### TASK GOAL
Each entry below must be repeated word for word.

Dataset rows for apps and sites:
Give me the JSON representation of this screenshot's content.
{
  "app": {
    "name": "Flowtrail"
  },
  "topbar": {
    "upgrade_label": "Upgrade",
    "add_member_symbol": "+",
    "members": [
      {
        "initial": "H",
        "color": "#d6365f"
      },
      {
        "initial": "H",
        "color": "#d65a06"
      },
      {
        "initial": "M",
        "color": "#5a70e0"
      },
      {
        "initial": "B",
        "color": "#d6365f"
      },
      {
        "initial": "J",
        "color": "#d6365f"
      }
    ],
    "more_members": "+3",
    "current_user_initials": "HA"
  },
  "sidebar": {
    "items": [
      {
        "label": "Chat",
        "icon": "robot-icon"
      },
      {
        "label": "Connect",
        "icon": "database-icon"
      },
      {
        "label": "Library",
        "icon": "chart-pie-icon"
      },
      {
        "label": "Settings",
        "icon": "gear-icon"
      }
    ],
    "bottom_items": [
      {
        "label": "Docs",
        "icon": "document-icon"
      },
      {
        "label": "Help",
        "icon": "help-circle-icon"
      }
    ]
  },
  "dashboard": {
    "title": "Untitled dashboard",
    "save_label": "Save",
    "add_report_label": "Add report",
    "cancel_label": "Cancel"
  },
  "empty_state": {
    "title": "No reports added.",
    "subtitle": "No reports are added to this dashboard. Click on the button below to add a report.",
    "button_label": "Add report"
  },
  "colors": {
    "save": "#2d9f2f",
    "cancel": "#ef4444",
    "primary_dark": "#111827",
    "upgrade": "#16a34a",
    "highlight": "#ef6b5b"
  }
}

### RESULT
Give me the JSON representation of this screenshot's content.
{
  "app": {
    "name": "Flowtrail"
  },
  "topbar": {
    "upgrade_label": "Upgrade",
    "add_member_symbol": "+",
    "members": [
      {
        "initial": "H",
        "color": "#d6365f"
      },
      {
        "initial": "H",
        "color": "#d65a06"
      },
      {
        "initial": "M",
        "color": "#5a70e0"
      },
      {
        "initial": "B",
        "color": "#d6365f"
      },
      {
        "initial": "J",
        "color": "#d6365f"
      }
    ],
    "more_members": "+3",
    "current_user_initials": "HA"
  },
  "sidebar": {
    "items": [
      {
        "label": "Chat",
        "icon": "robot-icon"
      },
      {
        "label": "Connect",
        "icon": "database-icon"
      },
      {
        "label": "Library",
        "icon": "chart-pie-icon"
      },
      {
        "label": "Settings",
        "icon": "gear-icon"
      }
    ],
    "bottom_items": [
      {
        "label": "Docs",
        "icon": "document-icon"
      },
      {
        "label": "Help",
        "icon": "help-circle-icon"
      }
    ]
  },
  "dashboard": {
    "title": "Untitled dashboard",
    "save_label": "Save",
    "add_report_label": "Add report",
    "cancel_label": "Cancel"
  },
  "empty_state": {
    "title": "No reports added.",
    "subtitle": "No reports are added to this dashboard. Click on the button below to add a report.",
    "button_label": "Add report"
  },
  "colors": {
    "save": "#2d9f2f",
    "cancel": "#ef4444",
    "primary_dark": "#111827",
    "upgrade": "#16a34a",
    "highlight": "#ef6b5b"
  }
}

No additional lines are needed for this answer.